Requirement. Exact copy, no pictures: output each line below as it stands.

(Beginning of Material provided)

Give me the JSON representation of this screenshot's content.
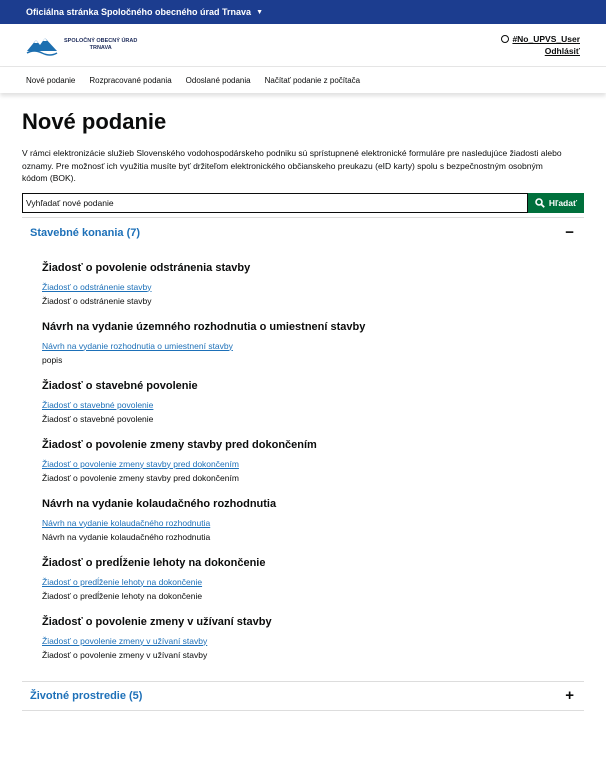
{
  "topbar": {
    "label": "Oficiálna stránka Spoločného obecného úrad Trnava"
  },
  "header": {
    "logo_line1": "Spoločný obecný úrad",
    "logo_line2": "Trnava",
    "user_name": "#No_UPVS_User",
    "logout": "Odhlásiť"
  },
  "nav": [
    {
      "label": "Nové podanie"
    },
    {
      "label": "Rozpracované podania"
    },
    {
      "label": "Odoslané podania"
    },
    {
      "label": "Načítať podanie z počítača"
    }
  ],
  "page": {
    "title": "Nové podanie",
    "intro": "V rámci elektronizácie služieb Slovenského vodohospodárskeho podniku sú sprístupnené elektronické formuláre pre nasledujúce žiadosti alebo oznamy. Pre možnosť ich využitia musíte byť držiteľom elektronického občianskeho preukazu (eID karty) spolu s bezpečnostným osobným kódom (BOK)."
  },
  "search": {
    "placeholder": "Vyhľadať nové podanie",
    "button": "Hľadať"
  },
  "sections": [
    {
      "title": "Stavebné konania (7)",
      "toggle": "−",
      "items": [
        {
          "heading": "Žiadosť o povolenie odstránenia stavby",
          "link": "Žiadosť o odstránenie stavby",
          "desc": "Žiadosť o odstránenie stavby"
        },
        {
          "heading": "Návrh na vydanie územného rozhodnutia o umiestnení stavby",
          "link": "Návrh na vydanie rozhodnutia o umiestnení stavby",
          "desc": "popis"
        },
        {
          "heading": "Žiadosť o stavebné povolenie",
          "link": "Žiadosť o stavebné povolenie",
          "desc": "Žiadosť o stavebné povolenie"
        },
        {
          "heading": "Žiadosť o povolenie zmeny stavby pred dokončením",
          "link": "Žiadosť o povolenie zmeny stavby pred dokončením",
          "desc": "Žiadosť o povolenie zmeny stavby pred dokončením"
        },
        {
          "heading": "Návrh na vydanie kolaudačného rozhodnutia",
          "link": "Návrh na vydanie kolaudačného rozhodnutia",
          "desc": "Návrh na vydanie kolaudačného rozhodnutia"
        },
        {
          "heading": "Žiadosť o predĺženie lehoty na dokončenie",
          "link": "Žiadosť o predĺženie lehoty na dokončenie",
          "desc": "Žiadosť o predĺženie lehoty na dokončenie"
        },
        {
          "heading": "Žiadosť o povolenie zmeny v užívaní stavby",
          "link": "Žiadosť o povolenie zmeny v užívaní stavby",
          "desc": "Žiadosť o povolenie zmeny v užívaní stavby"
        }
      ]
    },
    {
      "title": "Životné prostredie (5)",
      "toggle": "+"
    }
  ],
  "colors": {
    "topbar": "#1c3d8f",
    "link": "#1d70b8",
    "button": "#00703c"
  }
}
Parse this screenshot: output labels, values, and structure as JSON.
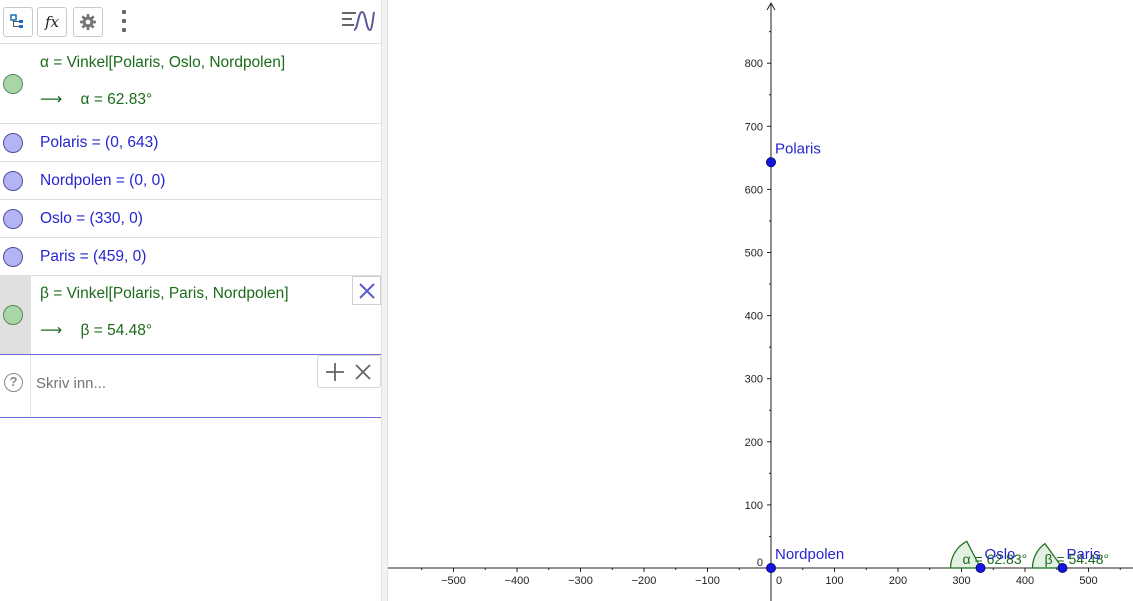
{
  "toolbar": {
    "fx_label": "𝑓x",
    "buttons": [
      "algebra-description-icon",
      "fx-icon",
      "gear-icon",
      "more-vert-icon",
      "style-bar-toggle-icon"
    ]
  },
  "algebra": {
    "rows": [
      {
        "id": "alpha",
        "type": "angle",
        "definition": "α = Vinkel[Polaris, Oslo, Nordpolen]",
        "value": "α = 62.83°",
        "arrow": "⟶"
      },
      {
        "id": "polaris",
        "type": "point",
        "text": "Polaris = (0, 643)"
      },
      {
        "id": "nordpolen",
        "type": "point",
        "text": "Nordpolen = (0, 0)"
      },
      {
        "id": "oslo",
        "type": "point",
        "text": "Oslo = (330, 0)"
      },
      {
        "id": "paris",
        "type": "point",
        "text": "Paris = (459, 0)"
      },
      {
        "id": "beta",
        "type": "angle",
        "definition": "β = Vinkel[Polaris, Paris, Nordpolen]",
        "value": "β = 54.48°",
        "arrow": "⟶",
        "selected": true
      }
    ],
    "input_placeholder": "Skriv inn..."
  },
  "graphics": {
    "x_ticks": [
      "−500",
      "−400",
      "−300",
      "−200",
      "−100",
      "0",
      "100",
      "200",
      "300",
      "400",
      "500"
    ],
    "y_ticks": [
      "100",
      "200",
      "300",
      "400",
      "500",
      "600",
      "700",
      "800"
    ],
    "origin_label": "0",
    "points": [
      {
        "name": "Polaris",
        "x": 0,
        "y": 643
      },
      {
        "name": "Nordpolen",
        "x": 0,
        "y": 0
      },
      {
        "name": "Oslo",
        "x": 330,
        "y": 0
      },
      {
        "name": "Paris",
        "x": 459,
        "y": 0
      }
    ],
    "angle_labels": {
      "alpha": "α = 62.83°",
      "beta": "β = 54.48°"
    },
    "colors": {
      "point": "#1515e0",
      "point_label": "#2525d0",
      "angle": "#1b6b1b",
      "angle_fill": "#d8ecd8"
    }
  }
}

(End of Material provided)

Task result.
Give me the JSON representation of this screenshot's content.
{
  "topbar": {
    "label": "Oficiálna stránka Spoločného obecného úrad Trnava"
  },
  "header": {
    "logo_line1": "Spoločný obecný úrad",
    "logo_line2": "Trnava",
    "user_name": "#No_UPVS_User",
    "logout": "Odhlásiť"
  },
  "nav": [
    {
      "label": "Nové podanie"
    },
    {
      "label": "Rozpracované podania"
    },
    {
      "label": "Odoslané podania"
    },
    {
      "label": "Načítať podanie z počítača"
    }
  ],
  "page": {
    "title": "Nové podanie",
    "intro": "V rámci elektronizácie služieb Slovenského vodohospodárskeho podniku sú sprístupnené elektronické formuláre pre nasledujúce žiadosti alebo oznamy. Pre možnosť ich využitia musíte byť držiteľom elektronického občianskeho preukazu (eID karty) spolu s bezpečnostným osobným kódom (BOK)."
  },
  "search": {
    "placeholder": "Vyhľadať nové podanie",
    "button": "Hľadať"
  },
  "sections": [
    {
      "title": "Stavebné konania (7)",
      "toggle": "−",
      "items": [
        {
          "heading": "Žiadosť o povolenie odstránenia stavby",
          "link": "Žiadosť o odstránenie stavby",
          "desc": "Žiadosť o odstránenie stavby"
        },
        {
          "heading": "Návrh na vydanie územného rozhodnutia o umiestnení stavby",
          "link": "Návrh na vydanie rozhodnutia o umiestnení stavby",
          "desc": "popis"
        },
        {
          "heading": "Žiadosť o stavebné povolenie",
          "link": "Žiadosť o stavebné povolenie",
          "desc": "Žiadosť o stavebné povolenie"
        },
        {
          "heading": "Žiadosť o povolenie zmeny stavby pred dokončením",
          "link": "Žiadosť o povolenie zmeny stavby pred dokončením",
          "desc": "Žiadosť o povolenie zmeny stavby pred dokončením"
        },
        {
          "heading": "Návrh na vydanie kolaudačného rozhodnutia",
          "link": "Návrh na vydanie kolaudačného rozhodnutia",
          "desc": "Návrh na vydanie kolaudačného rozhodnutia"
        },
        {
          "heading": "Žiadosť o predĺženie lehoty na dokončenie",
          "link": "Žiadosť o predĺženie lehoty na dokončenie",
          "desc": "Žiadosť o predĺženie lehoty na dokončenie"
        },
        {
          "heading": "Žiadosť o povolenie zmeny v užívaní stavby",
          "link": "Žiadosť o povolenie zmeny v užívaní stavby",
          "desc": "Žiadosť o povolenie zmeny v užívaní stavby"
        }
      ]
    },
    {
      "title": "Životné prostredie (5)",
      "toggle": "+"
    }
  ],
  "colors": {
    "topbar": "#1c3d8f",
    "link": "#1d70b8",
    "button": "#00703c"
  }
}
Parse this screenshot: output labels, values, and structure as JSON.
{
  "toolbar": {
    "fx_label": "𝑓x",
    "buttons": [
      "algebra-description-icon",
      "fx-icon",
      "gear-icon",
      "more-vert-icon",
      "style-bar-toggle-icon"
    ]
  },
  "algebra": {
    "rows": [
      {
        "id": "alpha",
        "type": "angle",
        "definition": "α = Vinkel[Polaris, Oslo, Nordpolen]",
        "value": "α = 62.83°",
        "arrow": "⟶"
      },
      {
        "id": "polaris",
        "type": "point",
        "text": "Polaris = (0, 643)"
      },
      {
        "id": "nordpolen",
        "type": "point",
        "text": "Nordpolen = (0, 0)"
      },
      {
        "id": "oslo",
        "type": "point",
        "text": "Oslo = (330, 0)"
      },
      {
        "id": "paris",
        "type": "point",
        "text": "Paris = (459, 0)"
      },
      {
        "id": "beta",
        "type": "angle",
        "definition": "β = Vinkel[Polaris, Paris, Nordpolen]",
        "value": "β = 54.48°",
        "arrow": "⟶",
        "selected": true
      }
    ],
    "input_placeholder": "Skriv inn..."
  },
  "graphics": {
    "x_ticks": [
      "−500",
      "−400",
      "−300",
      "−200",
      "−100",
      "0",
      "100",
      "200",
      "300",
      "400",
      "500"
    ],
    "y_ticks": [
      "100",
      "200",
      "300",
      "400",
      "500",
      "600",
      "700",
      "800"
    ],
    "origin_label": "0",
    "points": [
      {
        "name": "Polaris",
        "x": 0,
        "y": 643
      },
      {
        "name": "Nordpolen",
        "x": 0,
        "y": 0
      },
      {
        "name": "Oslo",
        "x": 330,
        "y": 0
      },
      {
        "name": "Paris",
        "x": 459,
        "y": 0
      }
    ],
    "angle_labels": {
      "alpha": "α = 62.83°",
      "beta": "β = 54.48°"
    },
    "colors": {
      "point": "#1515e0",
      "point_label": "#2525d0",
      "angle": "#1b6b1b",
      "angle_fill": "#d8ecd8"
    }
  }
}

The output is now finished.